• _Problem_:
Reproduce exactly the run of lines that begins with the one containing "Convert this screenshot" and ends with the last line of the records, omitting pictures.

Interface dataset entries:
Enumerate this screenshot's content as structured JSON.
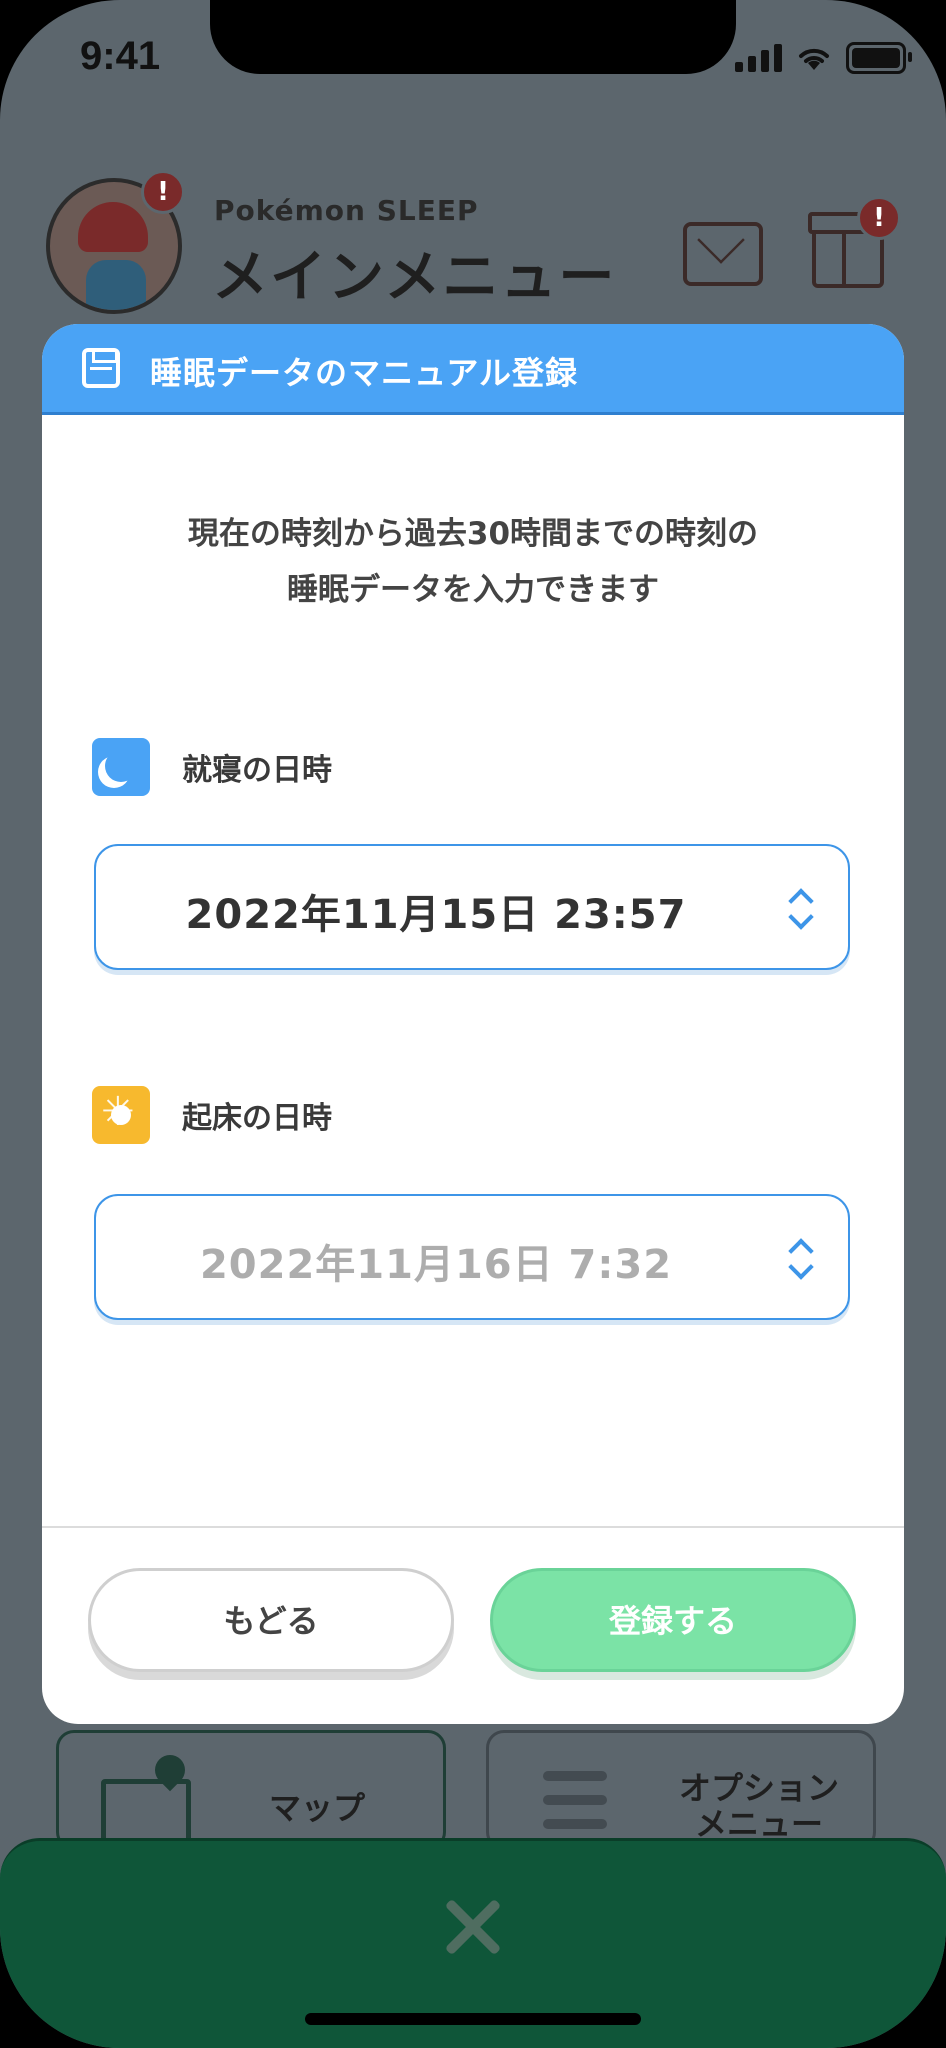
{
  "status_bar": {
    "time": "9:41"
  },
  "app_header": {
    "brand": "Pokémon SLEEP",
    "title": "メインメニュー",
    "badge": "!"
  },
  "background_menu": {
    "map_label": "マップ",
    "options_label_line1": "オプション",
    "options_label_line2": "メニュー"
  },
  "modal": {
    "title": "睡眠データのマニュアル登録",
    "description_line1": "現在の時刻から過去30時間までの時刻の",
    "description_line2": "睡眠データを入力できます",
    "bedtime": {
      "label": "就寝の日時",
      "value": "2022年11月15日  23:57"
    },
    "wake": {
      "label": "起床の日時",
      "value": "2022年11月16日  7:32"
    },
    "back_button": "もどる",
    "register_button": "登録する"
  },
  "colors": {
    "accent_blue": "#4aa3f5",
    "confirm_green": "#7be3a6",
    "sun_yellow": "#f7b92e",
    "bottom_bar": "#0f5639"
  }
}
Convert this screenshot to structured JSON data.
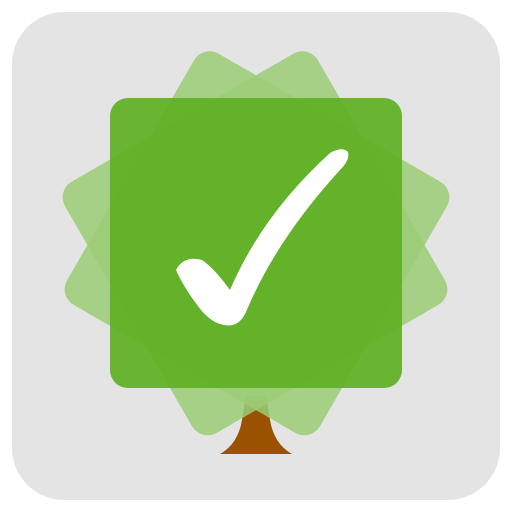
{
  "icon": {
    "name": "tree-checkmark-app-icon",
    "colors": {
      "background_tile": "#e4e4e4",
      "leaf_light": "#9bcd75",
      "leaf_mid": "#7dbe50",
      "leaf_main": "#5fb024",
      "trunk": "#9a5200",
      "checkmark": "#ffffff"
    }
  }
}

• _Result_:
Convert this screenshot to structured JSON data.
{
  "icon": {
    "name": "tree-checkmark-app-icon",
    "colors": {
      "background_tile": "#e4e4e4",
      "leaf_light": "#9bcd75",
      "leaf_mid": "#7dbe50",
      "leaf_main": "#5fb024",
      "trunk": "#9a5200",
      "checkmark": "#ffffff"
    }
  }
}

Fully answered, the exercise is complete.